"It's tough to chase from behind all the time," Daniel Sedin said.
Horvat, a 19-year-old rookie who played his first couple shifts head-to-head against Crosby, doubled the lead midway through the period after stealing the puck from Evgeni Malkin at the blue line while the Penguins tried to break out of their own end. Horvat passed across to Derek Dorsett on the resulting 2-on-1, but Dorsett fanned on a one-time attempt before knocking the bouncing puck back across to Horvat, who had an empty net for his fifth goal of the season.
"I saw my chance to attack him and I don't think he was expecting me to pinch in like that," Horvat said. "Lucky I got my stick on it and Dorsett made a great play back to me."
Pittsburgh appeared to score 4:29 into the second period when defenseman Derrick Pouliot's point shot hit the post, bounced off the back of the Miller's leg and trickled over the goal line. But the net was knocked off its moorings as the puck went in and a long review proved inconclusive, so the call on the ice of no goal stood.
Pittsburgh coach Mike Johnston was still at a loss to understand the call after the game, calling it a "critical turning point of the game."
"It was definitely a goal," Johnston said. "I don't know how it was determined it wasn't a goal. I still don't understand."
Miller was happy with the call, but more so that the Canucks took advantage of it.
"I was just kind of holding my breath, hoping for getting one of those calls," Miller said. "I told myself we were given an opportunity, we have to make it count. We can't let them back in the game."
Matthias made it 3-0 with five minutes left in the second period on a 2-on-1 rush that started with Malkin going down in the Vancouver end with the left hand of defenseman Dan Hamhuis on Malkin's left hip. With Malkin looking for a call, Hamhuis joined the rush with Matthias, who looked pass before beating Greiss past the blocker with a wrist shot.
"Our guys came with a real good effort and it was an effort from everybody," Canucks coach Willie Desjardins said. "It wasn't an effort by 15 guys, it was the whole team."
Kassian, who was back in the lineup after three games as a healthy scratch, converted a Greiss giveaway to make it 4-0 with 2:39 left in the period. Greiss whiffed on a pass behind his own net, moving it a couple feet to Linden Vey, who passed to an open Kassian in front of an empty net for his first goal since Oct. 21, a span of 22 games.
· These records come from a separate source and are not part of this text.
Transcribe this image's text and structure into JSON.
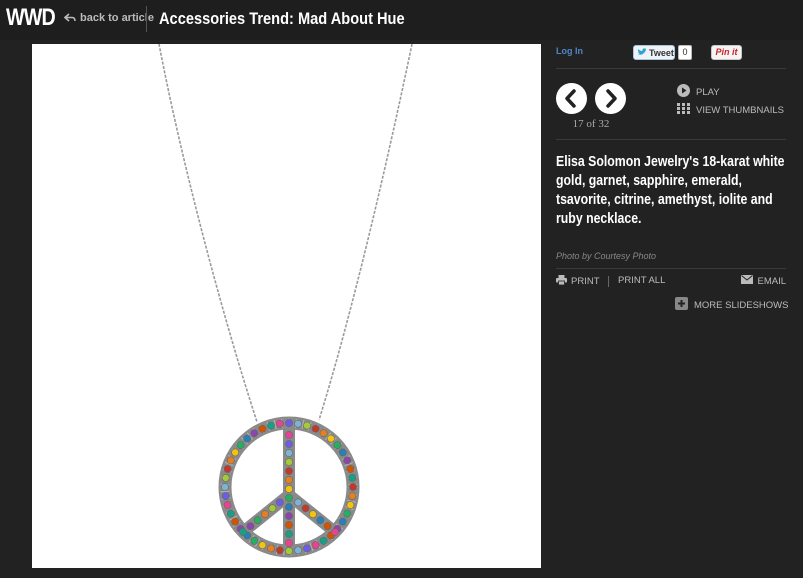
{
  "header": {
    "logo": "WWD",
    "back_label": "back to article",
    "title": "Accessories Trend: Mad About Hue"
  },
  "social": {
    "login_label": "Log In",
    "tweet_label": "Tweet",
    "tweet_count": "0",
    "pin_label": "Pin it"
  },
  "slideshow": {
    "counter": "17 of 32",
    "play_label": "PLAY",
    "thumbnails_label": "VIEW THUMBNAILS"
  },
  "caption": "Elisa Solomon Jewelry's 18-karat white gold, garnet, sapphire, emerald, tsavorite, citrine, amethyst, iolite and ruby necklace.",
  "credit": "Photo by Courtesy Photo",
  "actions": {
    "print_label": "PRINT",
    "print_all_label": "PRINT ALL",
    "email_label": "EMAIL",
    "more_label": "MORE SLIDESHOWS"
  },
  "colors": {
    "background": "#222222",
    "link_blue": "#4e86c6",
    "pin_red": "#c8232c"
  }
}
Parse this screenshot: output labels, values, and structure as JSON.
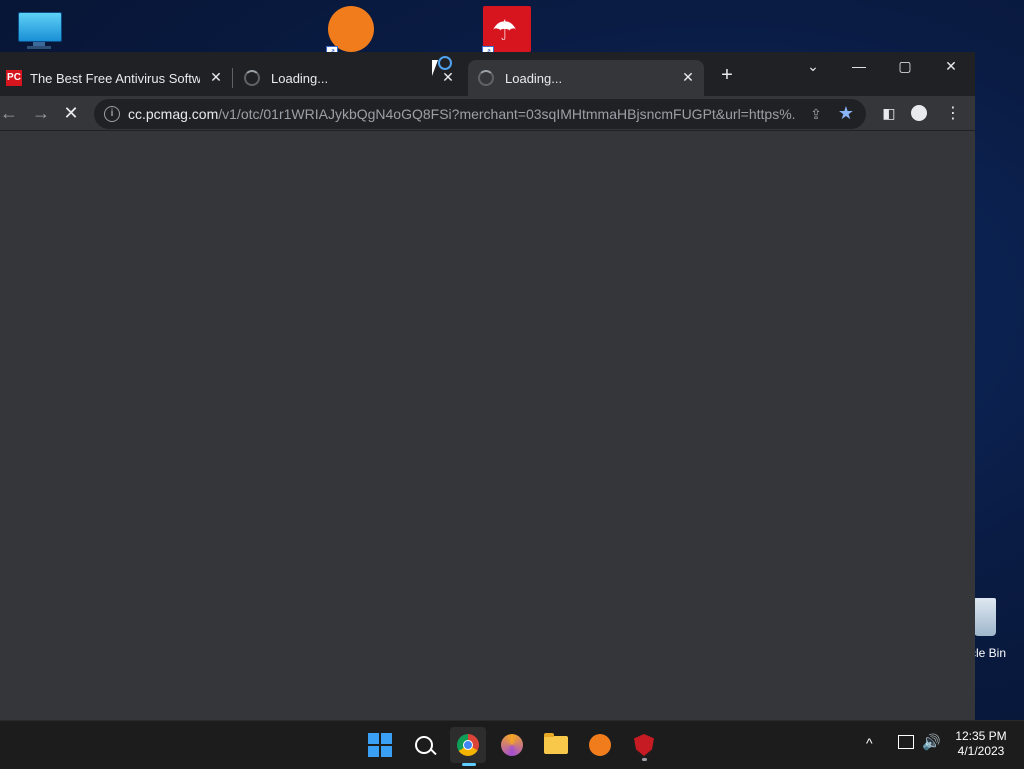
{
  "desktop": {
    "recycle_bin_label": "cle Bin"
  },
  "browser": {
    "tabs": [
      {
        "favicon": "PC",
        "title": "The Best Free Antivirus Software",
        "close": "✕"
      },
      {
        "title": "Loading...",
        "close": "✕"
      },
      {
        "title": "Loading...",
        "close": "✕"
      }
    ],
    "new_tab": "+",
    "window_controls": {
      "tab_search": "⌄",
      "minimize": "—",
      "maximize": "▢",
      "close": "✕"
    },
    "toolbar": {
      "back": "←",
      "forward": "→",
      "stop": "✕",
      "url_host": "cc.pcmag.com",
      "url_rest": "/v1/otc/01r1WRIAJykbQgN4oGQ8FSi?merchant=03sqIMHtmmaHBjsncmFUGPt&url=https%...",
      "info": "i",
      "share": "⇪",
      "star": "★",
      "side_panel": "◧",
      "menu": "⋮"
    }
  },
  "taskbar": {
    "tray_chevron": "^",
    "volume": "🔊",
    "time": "12:35 PM",
    "date": "4/1/2023"
  },
  "colors": {
    "accent": "#8ab4f8",
    "tabstrip_bg": "#202124",
    "toolbar_bg": "#35363a"
  }
}
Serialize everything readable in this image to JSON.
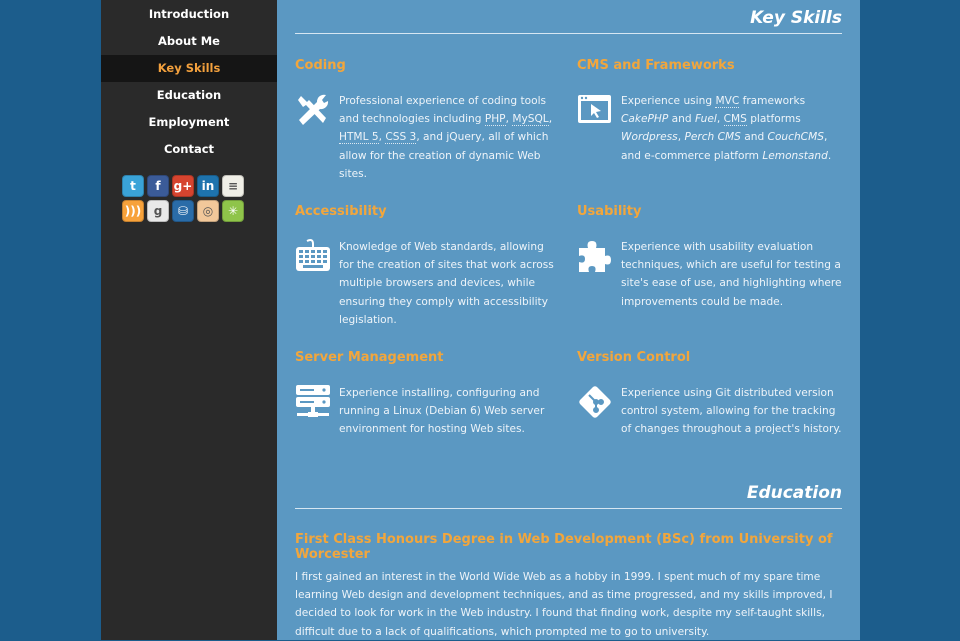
{
  "nav": [
    {
      "label": "Introduction",
      "active": false
    },
    {
      "label": "About Me",
      "active": false
    },
    {
      "label": "Key Skills",
      "active": true
    },
    {
      "label": "Education",
      "active": false
    },
    {
      "label": "Employment",
      "active": false
    },
    {
      "label": "Contact",
      "active": false
    }
  ],
  "social_row1": [
    {
      "name": "twitter",
      "glyph": "t",
      "color": "#3aa3d8"
    },
    {
      "name": "facebook",
      "glyph": "f",
      "color": "#3b5b98"
    },
    {
      "name": "google-plus",
      "glyph": "g+",
      "color": "#d6442f"
    },
    {
      "name": "linkedin",
      "glyph": "in",
      "color": "#1e73ad"
    },
    {
      "name": "stackoverflow",
      "glyph": "≡",
      "color": "#f0efe7"
    }
  ],
  "social_row2": [
    {
      "name": "rss",
      "glyph": ")))",
      "color": "#f7a23b"
    },
    {
      "name": "github",
      "glyph": "g",
      "color": "#e9e9e9"
    },
    {
      "name": "bitbucket",
      "glyph": "⛁",
      "color": "#2a6ca8"
    },
    {
      "name": "openhub",
      "glyph": "◎",
      "color": "#f2c89a"
    },
    {
      "name": "lime",
      "glyph": "✳",
      "color": "#8fc44a"
    }
  ],
  "key_skills": {
    "heading": "Key Skills",
    "coding": {
      "title": "Coding",
      "t1": "Professional experience of coding tools and technologies including ",
      "php": "PHP",
      "sep1": ", ",
      "mysql": "MySQL",
      "sep2": ", ",
      "html5": "HTML 5",
      "sep3": ", ",
      "css3": "CSS 3",
      "t2": ", and jQuery, all of which allow for the creation of dynamic Web sites."
    },
    "cms": {
      "title": "CMS and Frameworks",
      "t1": "Experience using ",
      "mvc": "MVC",
      "t2": " frameworks ",
      "cakephp": "CakePHP",
      "t3": " and ",
      "fuel": "Fuel",
      "t4": ", ",
      "cms_abbr": "CMS",
      "t5": " platforms ",
      "wordpress": "Wordpress",
      "t6": ", ",
      "perch": "Perch CMS",
      "t7": " and ",
      "couch": "CouchCMS",
      "t8": ", and e-commerce platform ",
      "lemonstand": "Lemonstand",
      "t9": "."
    },
    "accessibility": {
      "title": "Accessibility",
      "text": "Knowledge of Web standards, allowing for the creation of sites that work across multiple browsers and devices, while ensuring they comply with accessibility legislation."
    },
    "usability": {
      "title": "Usability",
      "text": "Experience with usability evaluation techniques, which are useful for testing a site's ease of use, and highlighting where improvements could be made."
    },
    "server": {
      "title": "Server Management",
      "text": "Experience installing, configuring and running a Linux (Debian 6) Web server environment for hosting Web sites."
    },
    "version": {
      "title": "Version Control",
      "text": "Experience using Git distributed version control system, allowing for the tracking of changes throughout a project's history."
    }
  },
  "education": {
    "heading": "Education",
    "degree": "First Class Honours Degree in Web Development (BSc) from University of Worcester",
    "text": "I first gained an interest in the World Wide Web as a hobby in 1999. I spent much of my spare time learning Web design and development techniques, and as time progressed, and my skills improved, I decided to look for work in the Web industry. I found that finding work, despite my self-taught skills, difficult due to a lack of qualifications, which prompted me to go to university."
  }
}
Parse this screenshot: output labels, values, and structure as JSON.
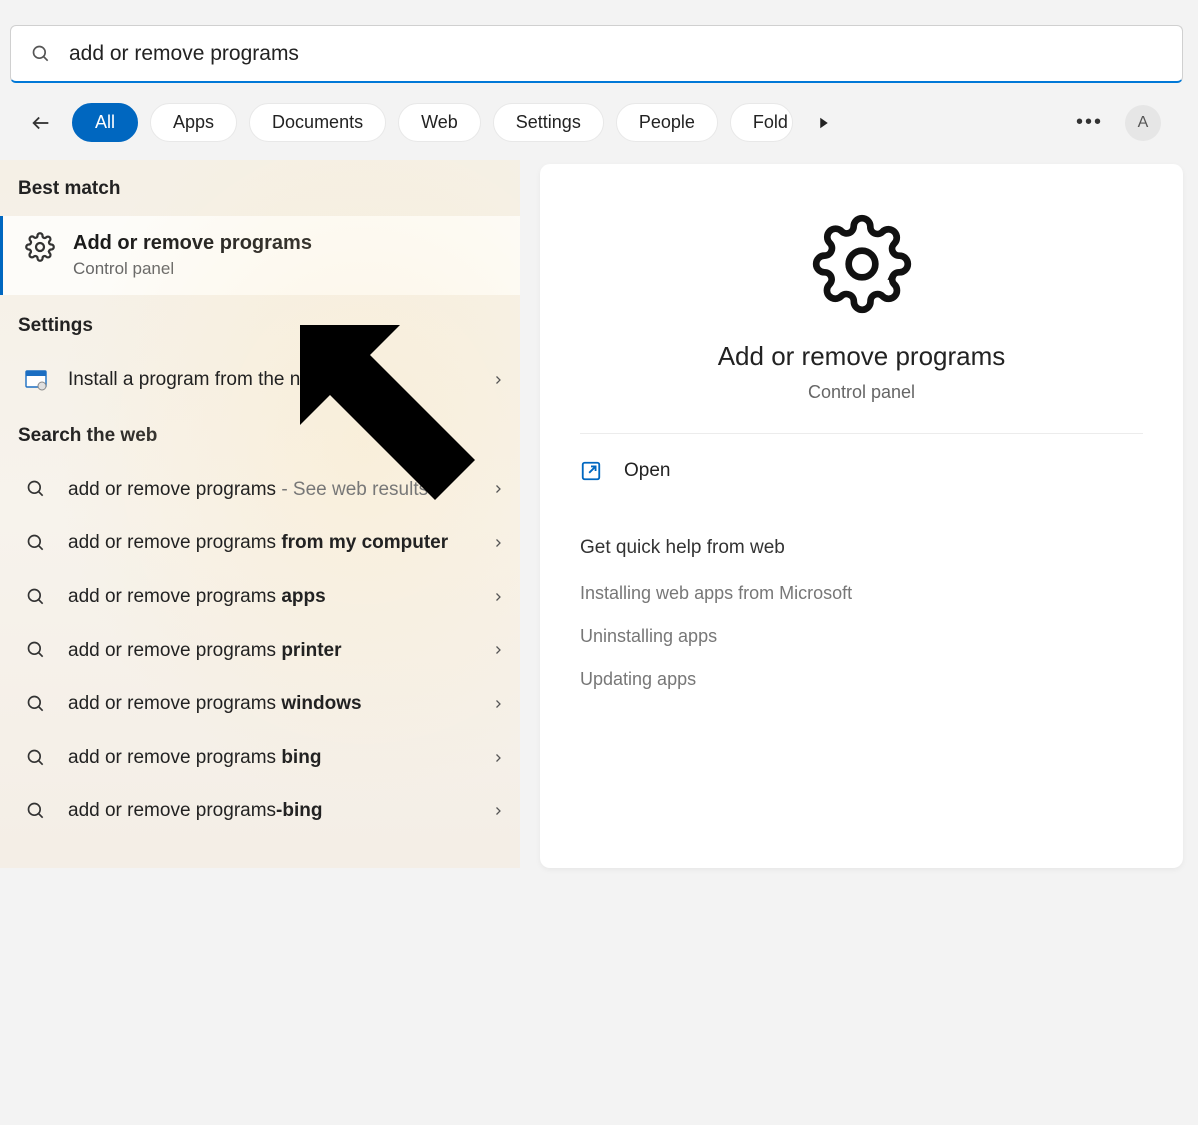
{
  "search": {
    "query": "add or remove programs"
  },
  "filters": {
    "items": [
      "All",
      "Apps",
      "Documents",
      "Web",
      "Settings",
      "People",
      "Fold"
    ],
    "active_index": 0
  },
  "avatar_initial": "A",
  "left": {
    "best_match_header": "Best match",
    "best_match": {
      "title": "Add or remove programs",
      "subtitle": "Control panel"
    },
    "settings_header": "Settings",
    "settings_item": "Install a program from the network",
    "web_header": "Search the web",
    "web_items": [
      {
        "prefix": "add or remove programs",
        "suffix_muted": " - See web results",
        "bold": ""
      },
      {
        "prefix": "add or remove programs ",
        "bold": "from my computer"
      },
      {
        "prefix": "add or remove programs ",
        "bold": "apps"
      },
      {
        "prefix": "add or remove programs ",
        "bold": "printer"
      },
      {
        "prefix": "add or remove programs ",
        "bold": "windows"
      },
      {
        "prefix": "add or remove programs ",
        "bold": "bing"
      },
      {
        "prefix": "add or remove programs",
        "bold": "-bing"
      }
    ]
  },
  "right": {
    "title": "Add or remove programs",
    "subtitle": "Control panel",
    "open_label": "Open",
    "help_header": "Get quick help from web",
    "help_links": [
      "Installing web apps from Microsoft",
      "Uninstalling apps",
      "Updating apps"
    ]
  }
}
"Just mishandled it," Greiss said. "It stood up right on the boards and I tried to shoot it as hard as I could and it just rolled off my stick."
Kassian looked as stunned as anyone after scoring.
"I forgot what to do," said Kassian, who received a long ovation after. "It's nice to see. It's been tough. It's a game I want to build off of and keep getting better."
Daniel Sedin added a second power-play goal 2:05 into the third period after a nice backdoor pass from Burrows. It was Sedin's 115th power-play goal, moving him past former teammate Markus Naslund for first place on the Canucks' all-time list, and 318th of his career, moving him into a second-place tie with Trevor Linden.
Asked what the milestones mean, Daniel simply said, "I've played a long time."